Projects based in the north of the country that will receive funding include:
• $285,600 for the North Country Chamber of Commerce. The project will develop a comprehensive welding training program to train 50 people and prepare them to enter the job market as welders. Upon completion, trainees will have the skills required to obtain welding work in any North Country manufacturing operation. This pool of qualified welders will help meet the short-term and long-term labor needs of our fabricators during this labor shortage. The training will take place at the Institute for Advanced Manufacturing at Clinton Community College.
• $853,440 for the Town of Schroon. The project will improve sewage transportation to local businesses and residences on Main Street along Schroon Lake. This includes replacing an existing vitrified earth sewer to support existing businesses and jobs and future economic growth, protect natural resources and ensure SPDES permit compliance.
• $303,960 for the Adirondack Mountain Club. The project will allow the Adirondack Mountain Club to renovate the former Cascade Cross-Country Ski Center to help visitors and residents connect with the many and varied natural assets of the Adirondacks. The funding will make the 200-acre property accessible to the public for skiing and other outdoor activities, as well as expand capacity by adding a world-class tourism education and information center that is fully accessible year-round. .
• $350,000 for historic Saranac Lake. The project will rehabilitate the historic Trudeau Building in Saranac Lake to create an accessible downtown history museum campus that will create jobs and spur economic development in the Northern Adirondacks.
• $675,452 for Paul Smith College. The project will improve wastewater and potable water services at Paul Smith College by replacing over 1,000 linear feet of sanitary sewer lines to improve waste transmission to the wastewater treatment plant and 11,325 linear feet of drinking water distribution pipes. These improvements are necessary to maintain the health and well-being of the University community and support increased enrollment and revenue, job retention and creation, and meet the needs of the North Country community.
BREATHE NEW LIFE
“From Plattsburgh to Canton and beyond, I am proud to help make this job-creating federal investment of $5.8 million through the Northern Boundary Regional Commission possible. This funding will improve North Country infrastructure, train workers for in-demand careers, increase tourism, and help breathe new life into our main streets to accelerate the economic revitalization of Upstate New York,” said Schumer said in the statement.
Gillibrand added that the funding “will help upstate communities rebuild infrastructure, provide essential job training in in-demand fields, and revitalize our tourism industry.”

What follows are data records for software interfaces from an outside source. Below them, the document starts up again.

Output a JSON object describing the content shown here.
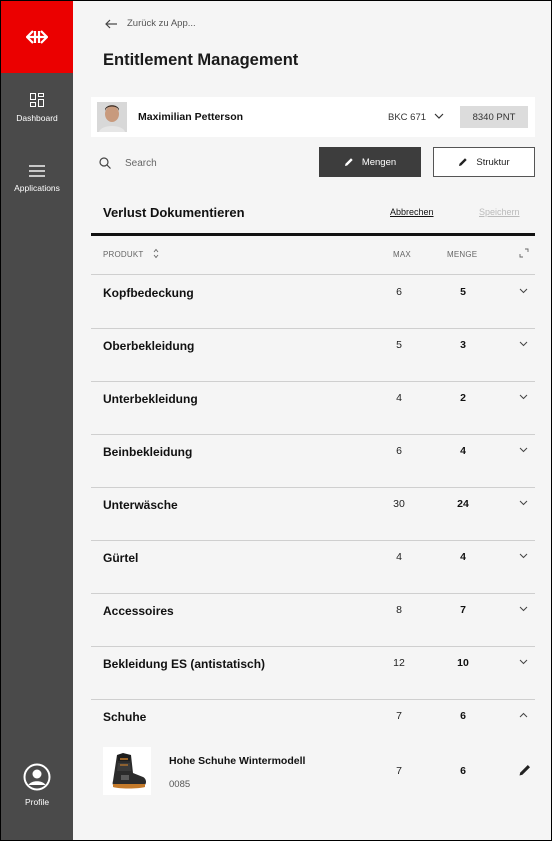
{
  "sidebar": {
    "items": [
      {
        "label": "Dashboard",
        "icon": "dashboard-icon"
      },
      {
        "label": "Applications",
        "icon": "menu-icon"
      }
    ],
    "profile_label": "Profile",
    "brand_color": "#eb0000"
  },
  "header": {
    "back_label": "Zurück zu App...",
    "title": "Entitlement Management"
  },
  "user": {
    "name": "Maximilian Petterson",
    "bkc": "BKC 671",
    "points": "8340 PNT"
  },
  "toolbar": {
    "search_placeholder": "Search",
    "mengen_label": "Mengen",
    "struktur_label": "Struktur"
  },
  "section": {
    "title": "Verlust Dokumentieren",
    "cancel_label": "Abbrechen",
    "save_label": "Speichern"
  },
  "table": {
    "headers": {
      "product": "PRODUKT",
      "max": "MAX",
      "menge": "MENGE"
    },
    "rows": [
      {
        "name": "Kopfbedeckung",
        "max": "6",
        "menge": "5"
      },
      {
        "name": "Oberbekleidung",
        "max": "5",
        "menge": "3"
      },
      {
        "name": "Unterbekleidung",
        "max": "4",
        "menge": "2"
      },
      {
        "name": "Beinbekleidung",
        "max": "6",
        "menge": "4"
      },
      {
        "name": "Unterwäsche",
        "max": "30",
        "menge": "24"
      },
      {
        "name": "Gürtel",
        "max": "4",
        "menge": "4"
      },
      {
        "name": "Accessoires",
        "max": "8",
        "menge": "7"
      },
      {
        "name": "Bekleidung ES (antistatisch)",
        "max": "12",
        "menge": "10"
      },
      {
        "name": "Schuhe",
        "max": "7",
        "menge": "6",
        "expanded": true
      }
    ],
    "expanded_item": {
      "name": "Hohe Schuhe Wintermodell",
      "code": "0085",
      "max": "7",
      "menge": "6"
    }
  }
}
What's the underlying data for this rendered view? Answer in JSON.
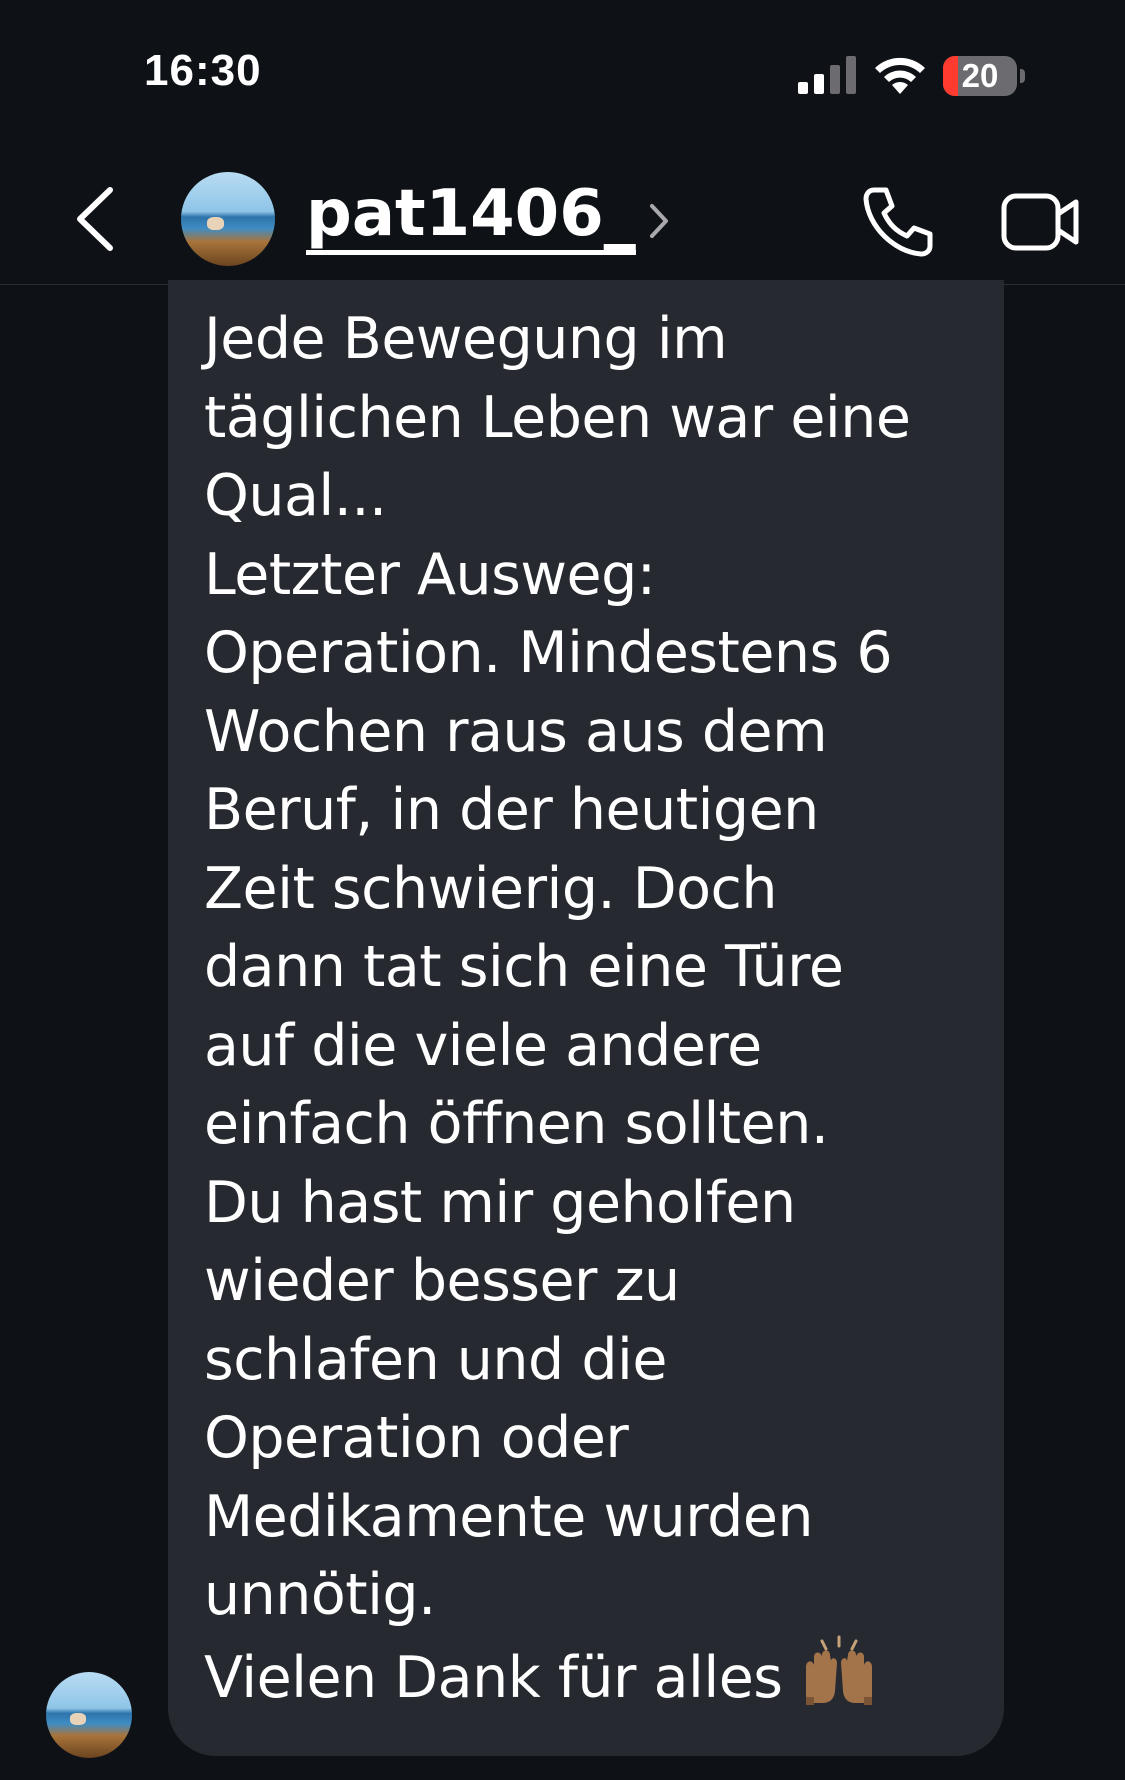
{
  "status_bar": {
    "time": "16:30",
    "battery_level": "20",
    "battery_fraction": 0.2,
    "battery_color": "#ff3b30",
    "signal_icon": "cellular-signal-icon",
    "wifi_icon": "wifi-icon"
  },
  "header": {
    "username": "pat1406_",
    "back_icon": "chevron-left-icon",
    "call_icon": "phone-icon",
    "video_icon": "video-camera-icon",
    "chevron_icon": "chevron-right-icon"
  },
  "message": {
    "text": "Jede Bewegung im\ntäglichen Leben war eine\nQual...\nLetzter Ausweg:\nOperation.  Mindestens 6\nWochen raus aus dem\nBeruf, in der heutigen\nZeit schwierig. Doch\ndann tat sich eine Türe\nauf die viele andere\neinfach öffnen sollten.\nDu hast mir geholfen\nwieder besser zu\nschlafen und die\nOperation oder\nMedikamente wurden\nunnötig.\nVielen Dank für alles ",
    "emoji": "raising-hands-emoji-icon"
  },
  "colors": {
    "background": "#0e1217",
    "bubble": "#26292f",
    "text": "#ffffff"
  }
}
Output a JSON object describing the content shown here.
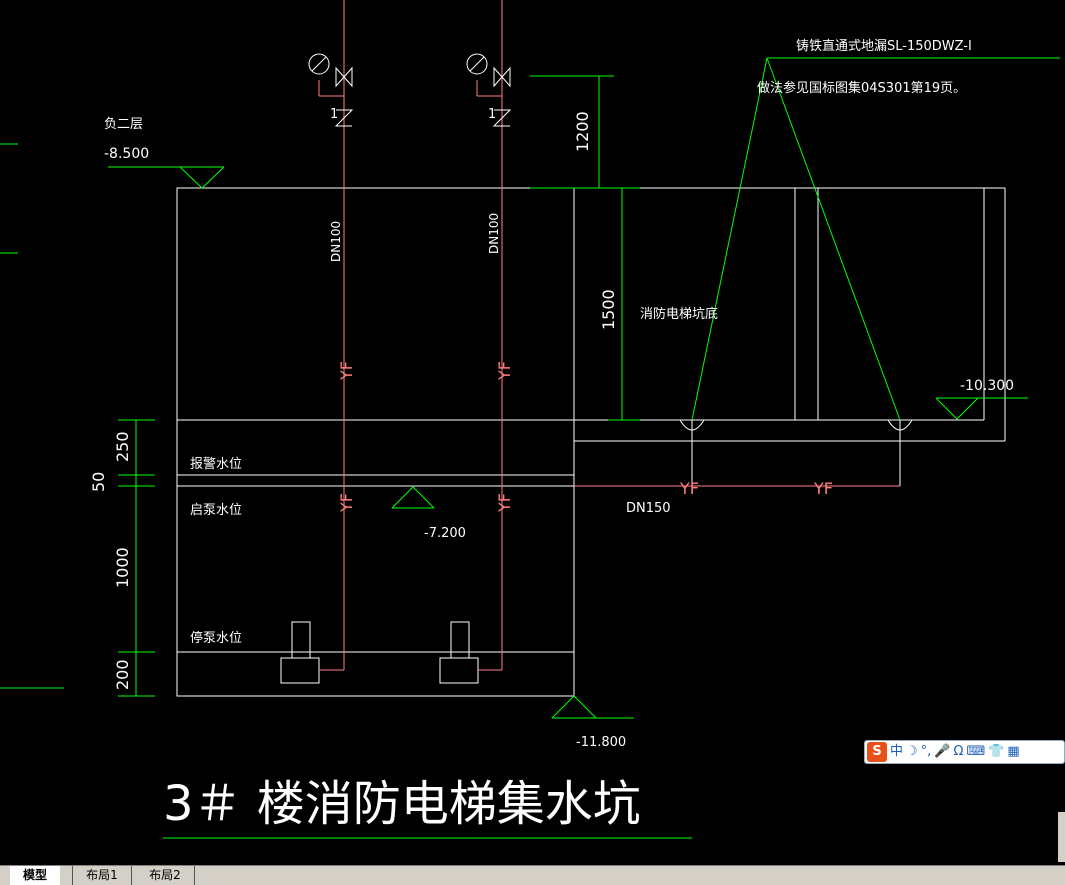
{
  "drawing": {
    "title": "3＃ 楼消防电梯集水坑",
    "floor_label": "负二层",
    "floor_elev": "-8.500",
    "note_line1": "铸铁直通式地漏SL-150DWZ-I",
    "note_line2": "做法参见国标图集04S301第19页。",
    "pit_label": "消防电梯坑底",
    "pit_elev": "-10.300",
    "start_pump_elev": "-7.200",
    "bottom_elev": "-11.800",
    "alarm_level": "报警水位",
    "start_level": "启泵水位",
    "stop_level": "停泵水位",
    "pipe_size_left": "DN100",
    "pipe_size_right": "DN100",
    "drain_size": "DN150",
    "pipe_code": "YF",
    "valve_number": "1",
    "dims": {
      "d1200": "1200",
      "d1500": "1500",
      "d250": "250",
      "d50": "50",
      "d1000": "1000",
      "d200": "200"
    }
  },
  "tabs": [
    "模型",
    "布局1",
    "布局2"
  ],
  "ime": {
    "logo": "S",
    "items": [
      "中",
      "☽",
      "°,",
      "🎤",
      "Ω",
      "⌨",
      "👕",
      "▦"
    ]
  },
  "colors": {
    "background": "#000000",
    "structure": "#ffffff",
    "dimension": "#00ff00",
    "pipe": "#ff7f7f",
    "tab_bar": "#d4d0c8"
  }
}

Congresswoman Elise Stefanik (R-Schuylerville) also applauded the funding, noting her support for the commission.
“I will continue to advocate for funding for the Northern Boundary Regional Commission which has greatly benefited our communities in the north of the country,” Stefanik said in a press release.
However, although Stefanik noted her efforts to have commission funding included in the appropriations bill, she voted against the bill in March.